### Recorded data
[Start of section]

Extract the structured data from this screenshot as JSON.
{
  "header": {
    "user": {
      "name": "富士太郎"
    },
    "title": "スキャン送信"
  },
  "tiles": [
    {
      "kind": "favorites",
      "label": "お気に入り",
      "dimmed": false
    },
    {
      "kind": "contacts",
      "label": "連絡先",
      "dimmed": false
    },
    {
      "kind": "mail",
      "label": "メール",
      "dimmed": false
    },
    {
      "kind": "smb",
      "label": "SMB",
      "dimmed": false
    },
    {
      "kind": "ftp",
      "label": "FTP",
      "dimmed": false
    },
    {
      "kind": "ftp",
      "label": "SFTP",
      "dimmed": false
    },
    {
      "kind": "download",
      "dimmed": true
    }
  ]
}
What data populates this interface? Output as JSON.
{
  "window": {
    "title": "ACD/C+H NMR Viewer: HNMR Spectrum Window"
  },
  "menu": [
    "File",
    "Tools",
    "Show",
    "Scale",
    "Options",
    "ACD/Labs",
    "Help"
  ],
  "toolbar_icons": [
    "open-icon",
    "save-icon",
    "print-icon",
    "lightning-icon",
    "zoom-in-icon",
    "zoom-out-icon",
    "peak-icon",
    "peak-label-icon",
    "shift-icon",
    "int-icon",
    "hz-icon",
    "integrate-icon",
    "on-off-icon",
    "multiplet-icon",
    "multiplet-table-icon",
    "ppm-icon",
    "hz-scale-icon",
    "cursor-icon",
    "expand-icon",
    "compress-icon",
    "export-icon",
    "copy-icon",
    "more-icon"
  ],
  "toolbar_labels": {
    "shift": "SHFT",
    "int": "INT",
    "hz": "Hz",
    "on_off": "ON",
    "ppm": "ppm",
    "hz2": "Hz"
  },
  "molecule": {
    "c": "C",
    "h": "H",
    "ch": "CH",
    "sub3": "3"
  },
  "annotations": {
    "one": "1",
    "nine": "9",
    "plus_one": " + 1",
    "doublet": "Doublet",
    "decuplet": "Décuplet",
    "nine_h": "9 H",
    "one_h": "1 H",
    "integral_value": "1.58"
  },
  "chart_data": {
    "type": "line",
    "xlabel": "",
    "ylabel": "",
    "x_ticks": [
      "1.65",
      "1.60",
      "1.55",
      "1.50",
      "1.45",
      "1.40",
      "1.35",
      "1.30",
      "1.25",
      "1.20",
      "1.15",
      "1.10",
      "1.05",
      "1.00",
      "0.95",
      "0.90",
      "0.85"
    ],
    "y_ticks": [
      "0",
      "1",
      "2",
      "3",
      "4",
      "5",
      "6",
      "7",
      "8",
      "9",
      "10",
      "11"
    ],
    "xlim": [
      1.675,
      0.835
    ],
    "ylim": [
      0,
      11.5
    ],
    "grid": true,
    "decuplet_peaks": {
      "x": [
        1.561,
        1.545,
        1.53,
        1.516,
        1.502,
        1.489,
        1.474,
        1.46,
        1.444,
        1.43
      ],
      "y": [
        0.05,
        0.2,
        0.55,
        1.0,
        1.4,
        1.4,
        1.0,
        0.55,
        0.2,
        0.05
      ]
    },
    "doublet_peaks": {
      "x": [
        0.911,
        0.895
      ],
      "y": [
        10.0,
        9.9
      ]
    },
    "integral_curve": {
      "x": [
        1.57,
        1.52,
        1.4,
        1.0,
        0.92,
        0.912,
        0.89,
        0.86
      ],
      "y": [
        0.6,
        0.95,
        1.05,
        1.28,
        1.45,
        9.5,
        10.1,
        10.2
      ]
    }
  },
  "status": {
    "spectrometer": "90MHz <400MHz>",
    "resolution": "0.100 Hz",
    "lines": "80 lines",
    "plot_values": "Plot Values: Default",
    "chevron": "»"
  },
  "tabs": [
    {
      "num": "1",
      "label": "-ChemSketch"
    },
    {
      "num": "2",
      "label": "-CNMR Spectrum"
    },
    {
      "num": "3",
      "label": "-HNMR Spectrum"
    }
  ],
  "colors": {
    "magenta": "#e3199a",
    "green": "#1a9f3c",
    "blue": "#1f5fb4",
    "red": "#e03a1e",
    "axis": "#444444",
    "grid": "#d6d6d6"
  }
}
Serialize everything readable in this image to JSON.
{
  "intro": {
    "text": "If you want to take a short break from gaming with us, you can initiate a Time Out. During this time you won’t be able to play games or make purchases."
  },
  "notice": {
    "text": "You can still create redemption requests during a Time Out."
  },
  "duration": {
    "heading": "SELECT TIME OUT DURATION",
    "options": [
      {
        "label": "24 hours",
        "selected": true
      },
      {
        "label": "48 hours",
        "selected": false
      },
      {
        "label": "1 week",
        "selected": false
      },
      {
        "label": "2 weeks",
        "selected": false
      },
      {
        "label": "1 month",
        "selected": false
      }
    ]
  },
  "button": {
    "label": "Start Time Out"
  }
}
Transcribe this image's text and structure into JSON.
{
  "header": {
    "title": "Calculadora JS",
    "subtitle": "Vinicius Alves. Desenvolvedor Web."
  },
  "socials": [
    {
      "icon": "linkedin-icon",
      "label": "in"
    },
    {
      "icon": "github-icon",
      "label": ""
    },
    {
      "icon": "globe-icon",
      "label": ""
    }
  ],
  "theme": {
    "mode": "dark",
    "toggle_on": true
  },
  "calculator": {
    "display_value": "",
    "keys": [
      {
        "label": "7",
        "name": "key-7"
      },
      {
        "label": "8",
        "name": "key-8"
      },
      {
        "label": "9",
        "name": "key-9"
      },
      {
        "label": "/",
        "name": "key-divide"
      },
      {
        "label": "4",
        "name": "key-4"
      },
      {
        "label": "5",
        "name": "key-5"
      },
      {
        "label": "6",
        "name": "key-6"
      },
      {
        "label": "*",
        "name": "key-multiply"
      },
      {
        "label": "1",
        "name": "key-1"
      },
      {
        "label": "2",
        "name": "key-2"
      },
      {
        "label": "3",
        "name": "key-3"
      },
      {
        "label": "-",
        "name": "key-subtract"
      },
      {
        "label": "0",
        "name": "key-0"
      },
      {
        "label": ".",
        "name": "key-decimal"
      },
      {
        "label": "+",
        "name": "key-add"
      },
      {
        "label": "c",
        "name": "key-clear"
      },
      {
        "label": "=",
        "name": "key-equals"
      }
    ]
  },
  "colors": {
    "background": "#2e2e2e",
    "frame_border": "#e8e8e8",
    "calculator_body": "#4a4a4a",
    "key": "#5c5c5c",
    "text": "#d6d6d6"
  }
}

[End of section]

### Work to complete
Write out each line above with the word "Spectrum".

### Exercise answer
    "title": "ACD/C+H NMR Viewer: HNMR Spectrum Window"
      "label": "-CNMR Spectrum"
      "label": "-HNMR Spectrum"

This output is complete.